▸ **TASK PROMPT**
Each entry must be given again exactly as it appears, with images excluded.

▸ **App and web page records**
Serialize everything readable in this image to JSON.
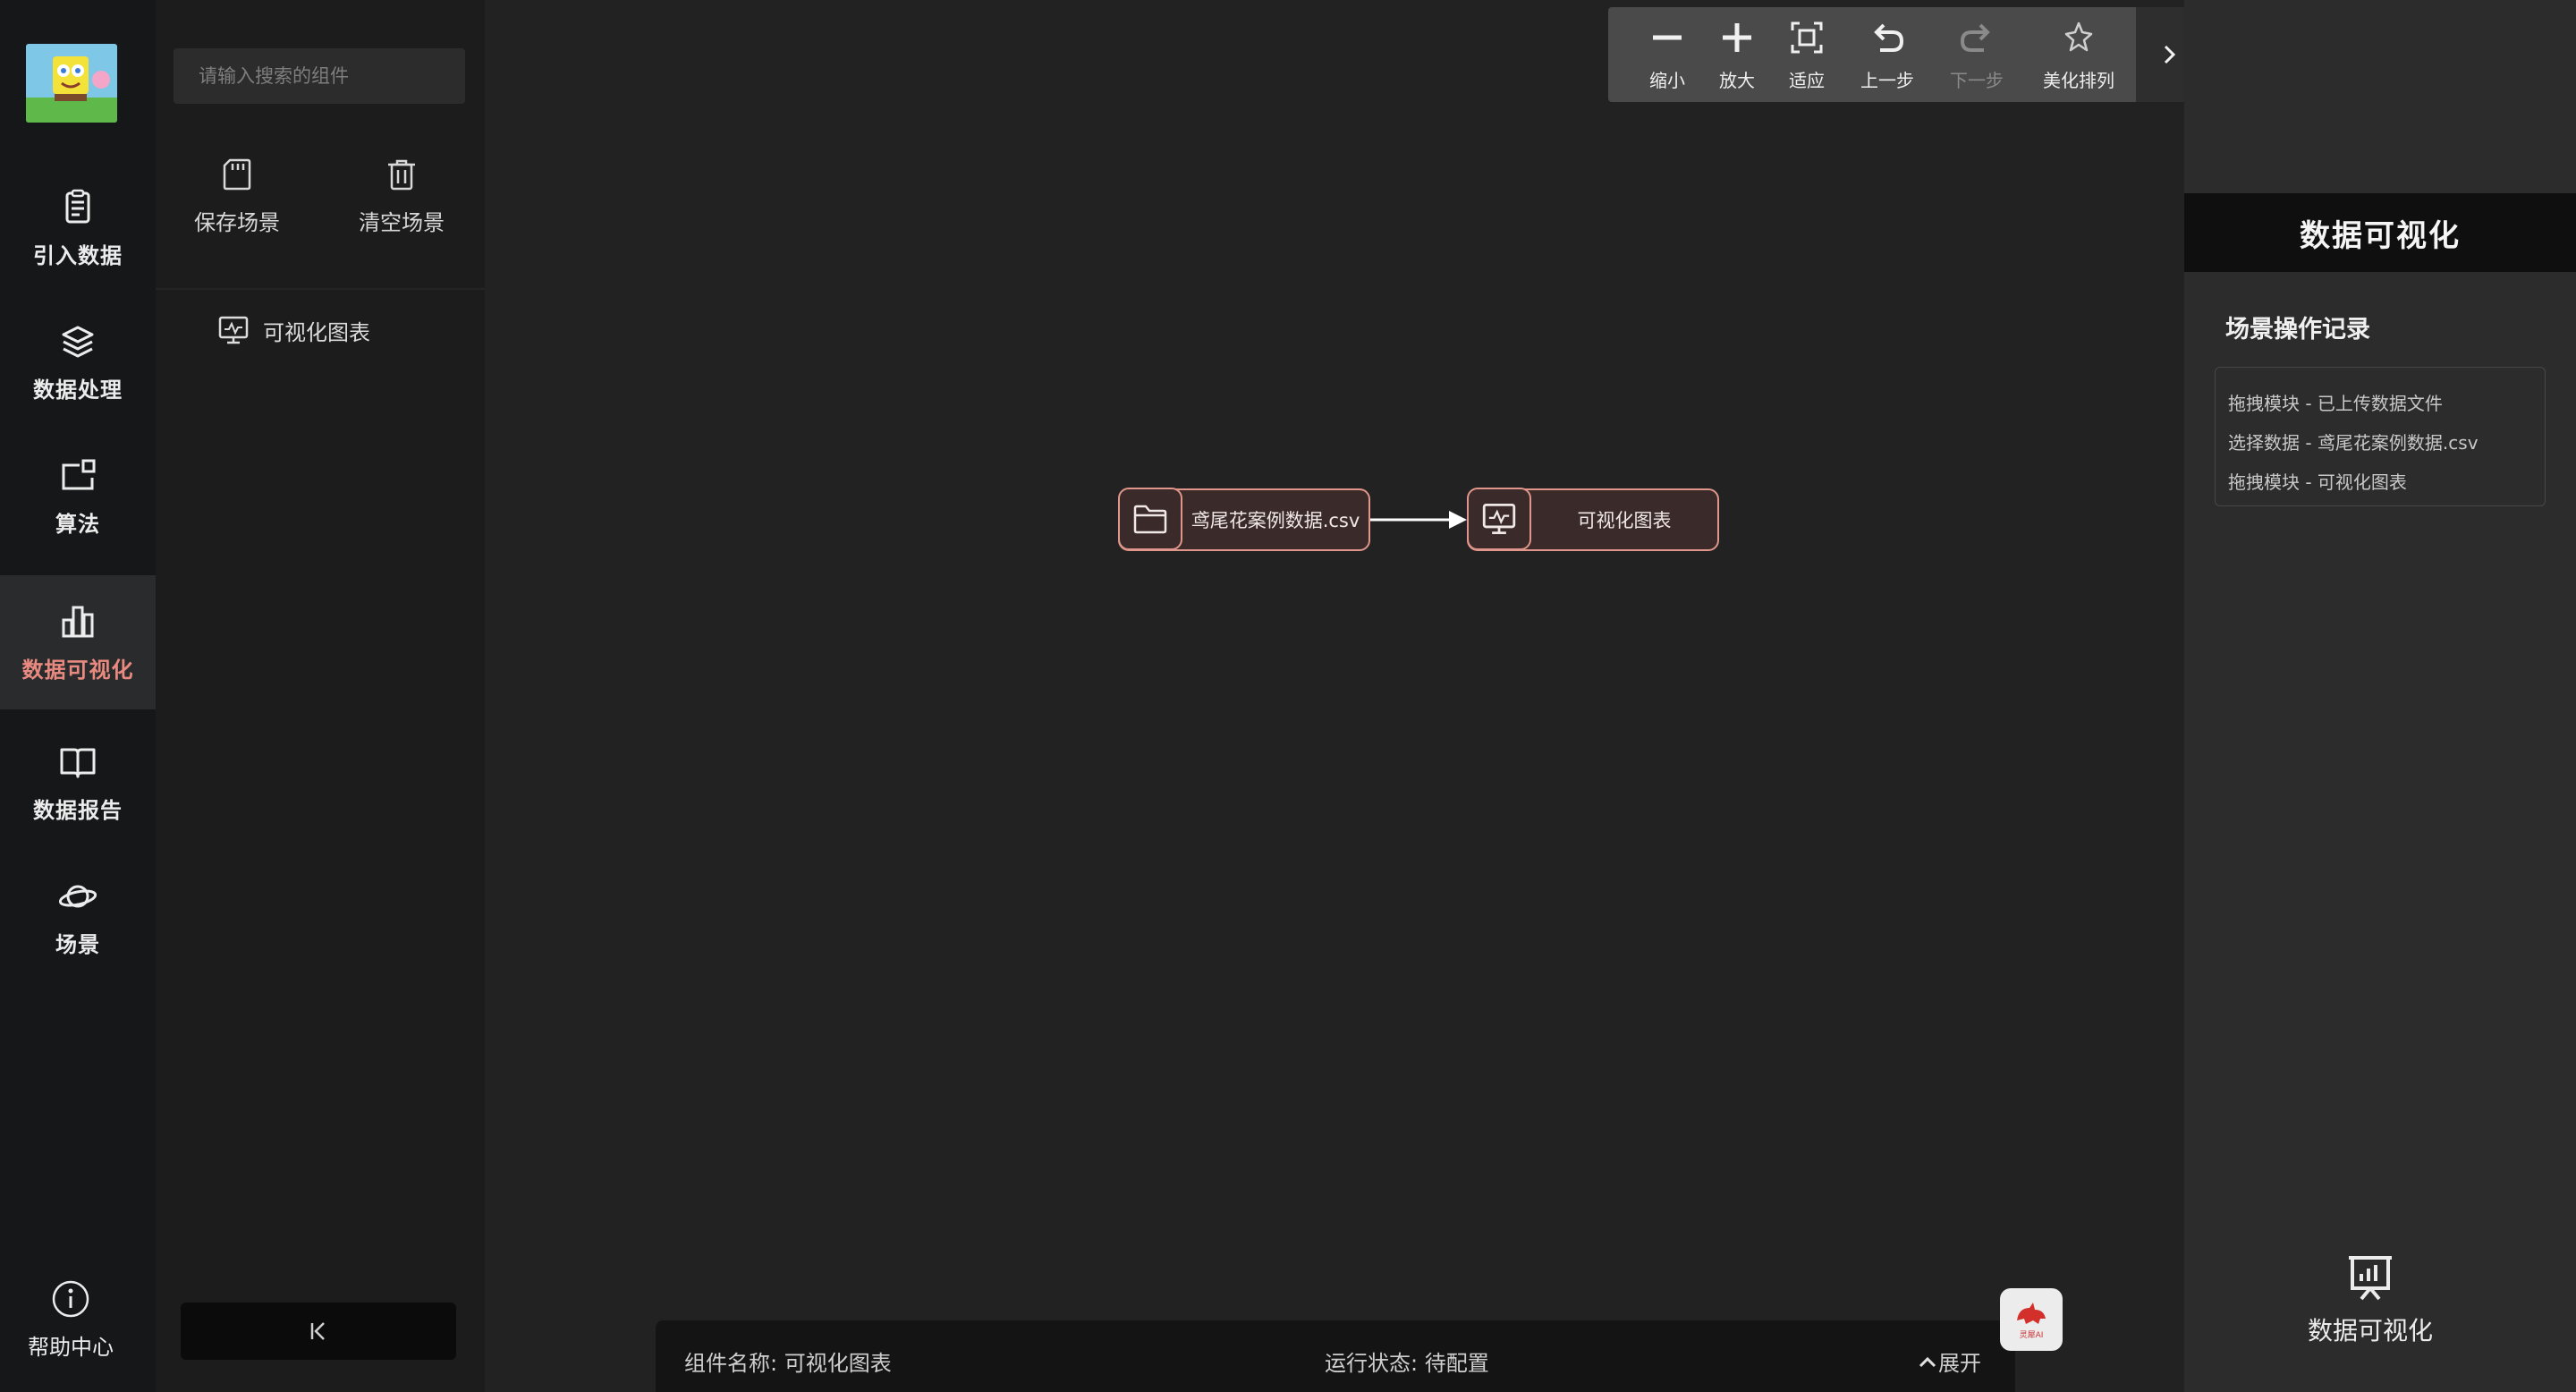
{
  "nav": {
    "items": [
      {
        "label": "引入数据",
        "icon": "import-data-icon"
      },
      {
        "label": "数据处理",
        "icon": "layers-icon"
      },
      {
        "label": "算法",
        "icon": "algorithm-icon"
      },
      {
        "label": "数据可视化",
        "icon": "bar-chart-icon",
        "active": true
      },
      {
        "label": "数据报告",
        "icon": "book-icon"
      },
      {
        "label": "场景",
        "icon": "planet-icon"
      }
    ],
    "help_label": "帮助中心"
  },
  "panel": {
    "search_placeholder": "请输入搜索的组件",
    "save_label": "保存场景",
    "clear_label": "清空场景",
    "component_label": "可视化图表"
  },
  "toolbar": {
    "zoom_out": "缩小",
    "zoom_in": "放大",
    "fit": "适应",
    "undo": "上一步",
    "redo": "下一步",
    "beautify": "美化排列"
  },
  "canvas": {
    "nodes": [
      {
        "label": "鸢尾花案例数据.csv",
        "icon": "folder-icon"
      },
      {
        "label": "可视化图表",
        "icon": "monitor-chart-icon"
      }
    ]
  },
  "status": {
    "name_text": "组件名称: 可视化图表",
    "state_text": "运行状态: 待配置",
    "expand_label": "展开"
  },
  "ai_label": "灵犀AI",
  "right": {
    "header": "数据可视化",
    "section_title": "场景操作记录",
    "logs": [
      "拖拽模块 - 已上传数据文件",
      "选择数据 - 鸢尾花案例数据.csv",
      "拖拽模块 - 可视化图表"
    ],
    "bottom_label": "数据可视化"
  },
  "colors": {
    "accent": "#e98a80",
    "node_border": "#e0968a",
    "sidebar_bg": "#161718",
    "canvas_bg": "#222222"
  }
}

▸ **OUTPUT FOR THIS EXERCISE**
Serialize everything readable in this image to JSON.
{
  "nav": {
    "items": [
      {
        "label": "引入数据",
        "icon": "import-data-icon"
      },
      {
        "label": "数据处理",
        "icon": "layers-icon"
      },
      {
        "label": "算法",
        "icon": "algorithm-icon"
      },
      {
        "label": "数据可视化",
        "icon": "bar-chart-icon",
        "active": true
      },
      {
        "label": "数据报告",
        "icon": "book-icon"
      },
      {
        "label": "场景",
        "icon": "planet-icon"
      }
    ],
    "help_label": "帮助中心"
  },
  "panel": {
    "search_placeholder": "请输入搜索的组件",
    "save_label": "保存场景",
    "clear_label": "清空场景",
    "component_label": "可视化图表"
  },
  "toolbar": {
    "zoom_out": "缩小",
    "zoom_in": "放大",
    "fit": "适应",
    "undo": "上一步",
    "redo": "下一步",
    "beautify": "美化排列"
  },
  "canvas": {
    "nodes": [
      {
        "label": "鸢尾花案例数据.csv",
        "icon": "folder-icon"
      },
      {
        "label": "可视化图表",
        "icon": "monitor-chart-icon"
      }
    ]
  },
  "status": {
    "name_text": "组件名称: 可视化图表",
    "state_text": "运行状态: 待配置",
    "expand_label": "展开"
  },
  "ai_label": "灵犀AI",
  "right": {
    "header": "数据可视化",
    "section_title": "场景操作记录",
    "logs": [
      "拖拽模块 - 已上传数据文件",
      "选择数据 - 鸢尾花案例数据.csv",
      "拖拽模块 - 可视化图表"
    ],
    "bottom_label": "数据可视化"
  },
  "colors": {
    "accent": "#e98a80",
    "node_border": "#e0968a",
    "sidebar_bg": "#161718",
    "canvas_bg": "#222222"
  }
}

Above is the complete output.